    I’m a musician and songwriter and a very eclectic listener. And I’m here to tell you all, most two genres of music can work together with equal ease in principle (that is why “world music” and “fusion” exist, for example). Now there are degrees of ease in practice to be sure. Celtic and Jewish folk music are truly renowned for their ability to do exactly that with any other kind of music they encounter – and the millions of albums that get sold by The Chieftains alone are proof of the effectiveness of the blends. Likewise the music of J.S. Bach is incredibly robust; almost nothing this side of rap completely ruins its character in rearrangement.
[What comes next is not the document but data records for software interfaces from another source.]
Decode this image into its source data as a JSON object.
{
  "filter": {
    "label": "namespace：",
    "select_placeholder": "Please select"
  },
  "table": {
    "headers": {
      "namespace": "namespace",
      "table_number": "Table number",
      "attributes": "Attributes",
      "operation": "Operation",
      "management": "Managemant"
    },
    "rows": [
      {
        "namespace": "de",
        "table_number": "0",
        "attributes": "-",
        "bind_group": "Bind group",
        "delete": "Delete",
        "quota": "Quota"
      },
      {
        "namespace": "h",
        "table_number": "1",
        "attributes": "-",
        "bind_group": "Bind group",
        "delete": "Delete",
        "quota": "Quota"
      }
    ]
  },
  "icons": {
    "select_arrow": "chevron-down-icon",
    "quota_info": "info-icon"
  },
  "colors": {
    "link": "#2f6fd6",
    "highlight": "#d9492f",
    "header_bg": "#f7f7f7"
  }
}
    From my experience I suggest that those who like rock and classical music equally well are equally in touch with their psychological Light and Shadow. These musics in their pure forms have completely opposite effects on the human spirit, soul and body and blending them is strongly reminiscent of techniques used by certain ancient Greeks in their songwriting. One has to get off the fence sooner or later, though, and most people today are subordinating the impulses behind folk and classical music to the impulse behind rock-driven music, more and more. That means that they’re letting the impulses of the body – pure carnal-mindedness (as opposed to deception of the spirit, as in Gregorian chant and the forms of Ave Maria) – increasingly predominate, then those of the soul, and only afterward those of the spirit.

    It’s possible to subordinate the impulse behind rock to the impulses behind folk and classical, however, with care, and in yet another shameless plug I’d like to present two versions of a song I wrote (MIDI and WMA) that hopefully illustrate that the results can be edifying. For the record, the song is Hey, Christopher Alan and I don’t mind admitting it’s one of my favorite songs of any kind:

    The trick in doing that subordination is “melody, harmony and rhythm, in that order” (just for starters).

  12. Steve

    Interesting comments by Rakkav.

    Western (classical) music is based on the diatonic scale, which has its roots in the Middle East. Rakkav might have alluded to that in his first comment, but I’m not quite sure. At any rate, the development of harmonic triads, major and minor keys, was a Western innovation that made the difference.

    Rock music is similar to classical in the sense that both use the diatonic scale. Rock is founded on the Dorian pentatonic approach to scales, however, and that makes it different (aside from the back beat). A lot of rock songs from the 1965-1975 in fact incorporated modal scales, which is different from the diatonic.

    Blues music , of course, is founded on the interplay of “tonic, subdominant, and dominant,” plus shifts between the minor and major; patterned in either an 8 bar or 12 bar form.

    Lastly, Rakkav is right the impulses of human nature in whatever form. It’s not the piece of clay, but the person molding it.

What are you thinking?

Fill in your details below or click an icon to log in: Logo

You are commenting using your account. Log Out /  Change )

Google+ photo

You are commenting using your Google+ account. Log Out /  Change )

Twitter picture

You are commenting using your Twitter account. Log Out /  Change )

Facebook photo

You are commenting using your Facebook account. Log Out /  Change )


Connecting to %s

This site uses Akismet to reduce spam. Learn how your comment data is processed.